_Instructions for the task:_
Please say how many lines in the entries below hold the string "screenshot", with no other words.

_Input for this task:_
[Start of Attachment]

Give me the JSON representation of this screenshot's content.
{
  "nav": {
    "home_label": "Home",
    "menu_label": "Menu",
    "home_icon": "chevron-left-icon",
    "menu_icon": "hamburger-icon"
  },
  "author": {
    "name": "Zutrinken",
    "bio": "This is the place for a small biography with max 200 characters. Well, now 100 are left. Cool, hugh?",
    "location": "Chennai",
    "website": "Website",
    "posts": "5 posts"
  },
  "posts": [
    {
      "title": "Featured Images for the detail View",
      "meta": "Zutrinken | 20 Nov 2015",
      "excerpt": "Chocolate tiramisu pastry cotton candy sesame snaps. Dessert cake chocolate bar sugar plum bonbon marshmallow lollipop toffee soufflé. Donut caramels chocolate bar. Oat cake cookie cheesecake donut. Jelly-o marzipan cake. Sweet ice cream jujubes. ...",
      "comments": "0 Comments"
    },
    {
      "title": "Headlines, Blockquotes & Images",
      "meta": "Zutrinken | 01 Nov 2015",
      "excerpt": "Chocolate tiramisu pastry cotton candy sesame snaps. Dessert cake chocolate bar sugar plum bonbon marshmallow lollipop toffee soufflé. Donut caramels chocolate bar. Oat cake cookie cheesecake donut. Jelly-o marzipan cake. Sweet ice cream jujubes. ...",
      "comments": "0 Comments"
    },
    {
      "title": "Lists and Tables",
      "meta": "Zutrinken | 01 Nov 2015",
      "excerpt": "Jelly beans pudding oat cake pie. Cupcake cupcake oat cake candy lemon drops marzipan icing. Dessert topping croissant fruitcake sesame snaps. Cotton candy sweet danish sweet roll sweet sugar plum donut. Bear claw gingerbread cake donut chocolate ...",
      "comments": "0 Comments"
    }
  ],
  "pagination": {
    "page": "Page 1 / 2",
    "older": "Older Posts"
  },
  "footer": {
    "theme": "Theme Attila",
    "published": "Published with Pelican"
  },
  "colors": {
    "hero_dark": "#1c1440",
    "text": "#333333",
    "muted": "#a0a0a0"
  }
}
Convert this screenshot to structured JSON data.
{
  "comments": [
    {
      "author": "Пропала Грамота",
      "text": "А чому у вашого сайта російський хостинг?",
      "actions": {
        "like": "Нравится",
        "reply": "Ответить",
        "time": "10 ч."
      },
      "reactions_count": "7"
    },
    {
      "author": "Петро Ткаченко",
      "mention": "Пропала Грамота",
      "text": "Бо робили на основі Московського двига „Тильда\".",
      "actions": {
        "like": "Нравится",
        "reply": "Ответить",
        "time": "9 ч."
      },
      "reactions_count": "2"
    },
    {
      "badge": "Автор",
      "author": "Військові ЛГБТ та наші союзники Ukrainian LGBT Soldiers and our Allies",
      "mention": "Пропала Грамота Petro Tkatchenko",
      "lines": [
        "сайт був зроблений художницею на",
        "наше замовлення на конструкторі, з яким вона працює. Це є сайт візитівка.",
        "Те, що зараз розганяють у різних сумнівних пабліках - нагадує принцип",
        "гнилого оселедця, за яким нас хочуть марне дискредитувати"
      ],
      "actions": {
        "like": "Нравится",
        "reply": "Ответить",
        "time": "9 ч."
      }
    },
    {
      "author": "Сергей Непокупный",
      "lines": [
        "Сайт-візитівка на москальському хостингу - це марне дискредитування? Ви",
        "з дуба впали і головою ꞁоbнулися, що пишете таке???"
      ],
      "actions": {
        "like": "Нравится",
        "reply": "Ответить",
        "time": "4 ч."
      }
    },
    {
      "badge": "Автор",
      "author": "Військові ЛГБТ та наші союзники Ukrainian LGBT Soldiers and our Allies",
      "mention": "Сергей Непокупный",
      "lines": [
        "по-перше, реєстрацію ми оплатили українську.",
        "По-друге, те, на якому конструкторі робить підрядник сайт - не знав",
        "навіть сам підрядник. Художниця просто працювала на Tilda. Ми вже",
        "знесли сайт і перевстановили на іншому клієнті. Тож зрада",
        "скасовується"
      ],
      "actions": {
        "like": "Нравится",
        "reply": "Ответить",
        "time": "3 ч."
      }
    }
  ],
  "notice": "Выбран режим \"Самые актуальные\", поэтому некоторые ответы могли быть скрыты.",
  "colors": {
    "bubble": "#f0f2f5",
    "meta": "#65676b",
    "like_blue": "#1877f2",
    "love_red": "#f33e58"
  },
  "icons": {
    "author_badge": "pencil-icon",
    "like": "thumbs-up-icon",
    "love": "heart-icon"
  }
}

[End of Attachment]

_Result below:_
2